After several months in the UK, the lady sleeping on the opposite bunk on the night train to Kyiv told me she had had enough. Welcomed under the Homes for Ukraine scheme into a small English village, she had watched as the thermostat in the house was turned down and then turned down again. ‘Finally

Bucha and the dark echoes of Srebrenica

High on a hillside not far from the eastern Bosnian town of Srebrenica the remains of dozens of young Muslim men had been left to rot. By the time I found them most of the flesh had been eaten away by forest scavengers – bears, wolves, foxes and even stray dogs – but the skeletons

Russian cruelty has been laid bare

It was 2 a.m. when Russian gunmen broke in and took away 21-year-old Milana Ozdoyeva.
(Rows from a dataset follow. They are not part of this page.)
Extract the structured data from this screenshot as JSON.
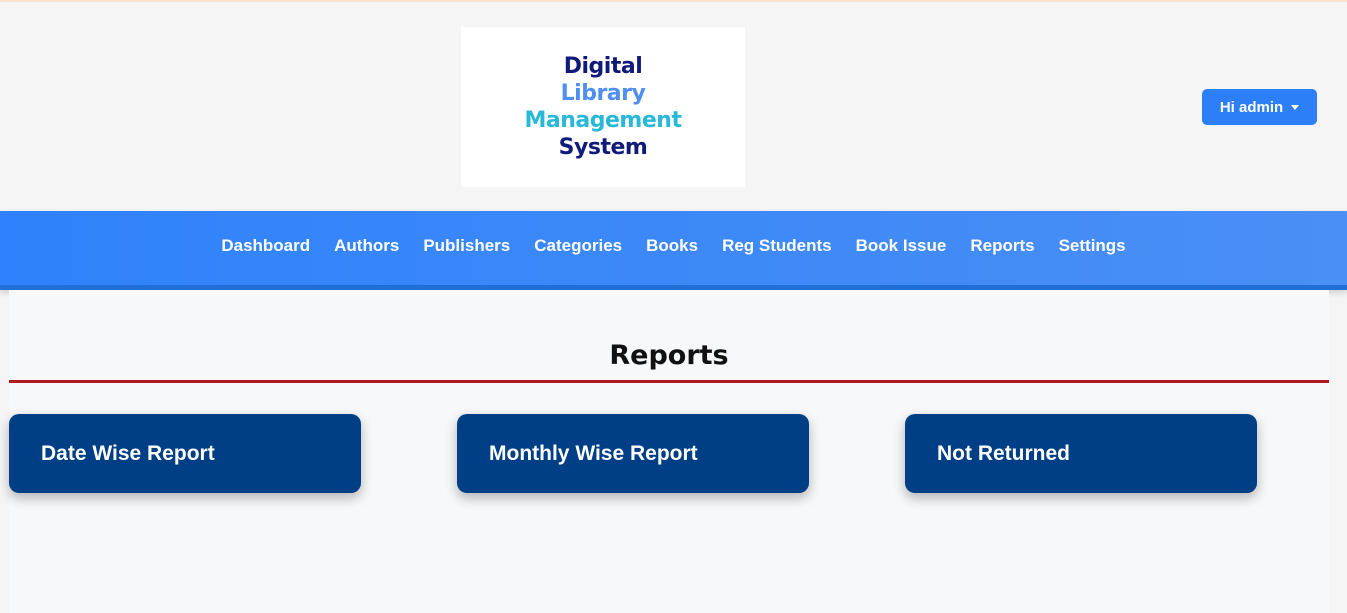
{
  "logo": {
    "lines": [
      "Digital",
      "Library",
      "Management",
      "System"
    ],
    "colors": [
      "#101a7a",
      "#4f8ff0",
      "#28b8d8",
      "#101a7a"
    ]
  },
  "user_menu": {
    "label": "Hi admin",
    "icon": "caret-down-icon"
  },
  "nav": {
    "items": [
      "Dashboard",
      "Authors",
      "Publishers",
      "Categories",
      "Books",
      "Reg Students",
      "Book Issue",
      "Reports",
      "Settings"
    ]
  },
  "page": {
    "title": "Reports"
  },
  "cards": [
    "Date Wise Report",
    "Monthly Wise Report",
    "Not Returned"
  ],
  "colors": {
    "navbar": "#2f82fb",
    "button": "#2c7ff7",
    "card": "#003f85",
    "title_rule": "#b01b22"
  }
}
When Sara, her three-year-old daughter, tried to grab her mother’s hand they shoved her aside. Milana’s son, who was 11 months old, just stared uncomprehendingly. ‘They were wearing masks and camouflage,’ Milana’s mother told me. ‘They forced us all to
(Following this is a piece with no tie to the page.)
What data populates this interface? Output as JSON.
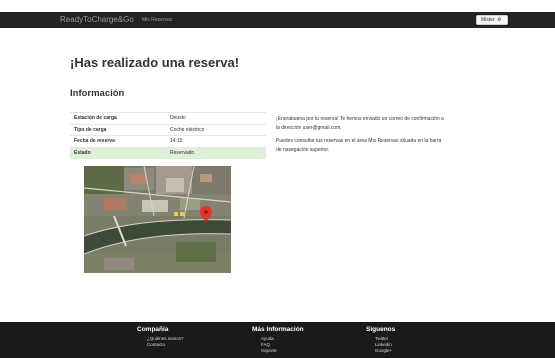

Has Putin finally handed over control to his generals?

Russia has signalled that, a month into a war that it expected to take a few days, it would begin scaling back its military activities around the Ukrainian capital Kyiv. Moscow’s deputy defence minister, Alexander Fomin, said that the move was designed to increase mutual trust between Russia and Ukraine. The real reason, if indeed
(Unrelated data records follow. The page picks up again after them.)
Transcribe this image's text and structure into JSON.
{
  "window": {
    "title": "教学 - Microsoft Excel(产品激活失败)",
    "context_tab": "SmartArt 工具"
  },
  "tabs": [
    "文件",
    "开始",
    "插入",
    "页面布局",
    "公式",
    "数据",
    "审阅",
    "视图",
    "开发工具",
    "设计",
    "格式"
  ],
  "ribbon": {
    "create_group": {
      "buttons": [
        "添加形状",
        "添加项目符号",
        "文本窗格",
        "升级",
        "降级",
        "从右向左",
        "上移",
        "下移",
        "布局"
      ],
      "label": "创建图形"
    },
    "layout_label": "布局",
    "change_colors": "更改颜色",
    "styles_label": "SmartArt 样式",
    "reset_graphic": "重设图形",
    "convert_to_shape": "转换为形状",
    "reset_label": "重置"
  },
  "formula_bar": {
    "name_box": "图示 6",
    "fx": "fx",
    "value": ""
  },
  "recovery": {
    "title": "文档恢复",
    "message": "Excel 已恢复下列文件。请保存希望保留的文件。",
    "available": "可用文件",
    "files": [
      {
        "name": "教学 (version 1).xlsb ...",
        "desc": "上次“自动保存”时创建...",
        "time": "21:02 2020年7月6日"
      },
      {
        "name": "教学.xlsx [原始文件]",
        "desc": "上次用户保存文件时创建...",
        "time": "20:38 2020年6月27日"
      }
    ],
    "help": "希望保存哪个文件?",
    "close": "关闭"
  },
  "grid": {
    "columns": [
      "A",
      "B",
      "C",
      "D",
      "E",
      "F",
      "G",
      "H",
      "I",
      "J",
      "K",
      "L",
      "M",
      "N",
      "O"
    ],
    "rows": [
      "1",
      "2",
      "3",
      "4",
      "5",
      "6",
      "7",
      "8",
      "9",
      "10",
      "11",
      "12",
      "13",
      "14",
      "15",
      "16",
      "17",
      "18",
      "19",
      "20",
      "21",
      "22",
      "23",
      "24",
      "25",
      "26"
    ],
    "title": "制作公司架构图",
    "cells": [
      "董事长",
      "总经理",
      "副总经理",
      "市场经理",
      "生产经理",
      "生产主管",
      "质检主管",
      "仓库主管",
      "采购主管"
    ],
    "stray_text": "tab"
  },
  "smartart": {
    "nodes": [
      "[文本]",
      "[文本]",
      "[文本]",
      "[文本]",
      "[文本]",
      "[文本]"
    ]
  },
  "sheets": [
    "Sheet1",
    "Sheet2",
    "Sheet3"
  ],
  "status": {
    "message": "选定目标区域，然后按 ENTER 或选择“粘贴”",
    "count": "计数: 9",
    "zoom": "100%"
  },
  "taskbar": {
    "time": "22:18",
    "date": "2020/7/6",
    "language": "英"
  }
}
The terrifying prospect of Putin escalating the war

Battered Kharkiv, Ukraine’s second most populous city, is showing no signs of falling. The column of Russian tanks outside Kiev has gone to ground. The capital itself seems to be off Moscow’s menu entirely, at least for now. In Russia FSB chiefs are reported to be under house arrest. The economy is in freefall. There

Putin and the Muslim world

Several thousand Muslim Chechen fighters are reportedly massing on the edge of Kiev. Syrian volunteers, filmed this week holding assault rifles and chanting pro-Moscow slogans, are en route to the Ukrainian frontlines. Is Vladimir Putin running out of Christians for his war machine? The number of Russian battlefield casualties has certainly been high. Up to 7,000

Ukrainians fear Chechen fighters. Russian soldiers hate them

Residents fleeing the Kiev suburb of Bucha reported Chechens machine-gunning cars, even those with the word ‘children’ written in their windscreens. The arrival of Chechen strongman Ramzan Kadyrov, who claims to lead a force of 10,000 of his countrymen, will have unnerved Ukrainian volunteers defending their city. When the Chechens intervened in eastern Ukraine in

Putin is bored

At the beginning of this year, Vladimir Putin was sitting comfortably in the Kremlin: his legacy so far a steady leader who had saved his people from the helter-skelter of robber capitalism in the 1990s and given them a modicum of stability and pride. He must have known that if he waged war on a

Putin’s next move

Budapest Russian troops, many apparently without insignia, began advancing into the disputed Donbas region yesterday. The question now is how much further they will go. The Donbas rebels claim an area three times the size of the territory they currently hold, which is roughly equivalent to the area of Devon. If Moscow were to try

Letter from Odessa: life on the front line of a new Cold War

‘God Save the Queen’ trended on Ukrainian social media over the weekend. ‘As a Brit in Kiev I have never felt so popular,’ one expat tweeted. Four hundred miles to the south, however, on the once grand, now shabby streets of Odessa, the enthusiasms of the Twittersphere seem remote. There is little optimism that Britain,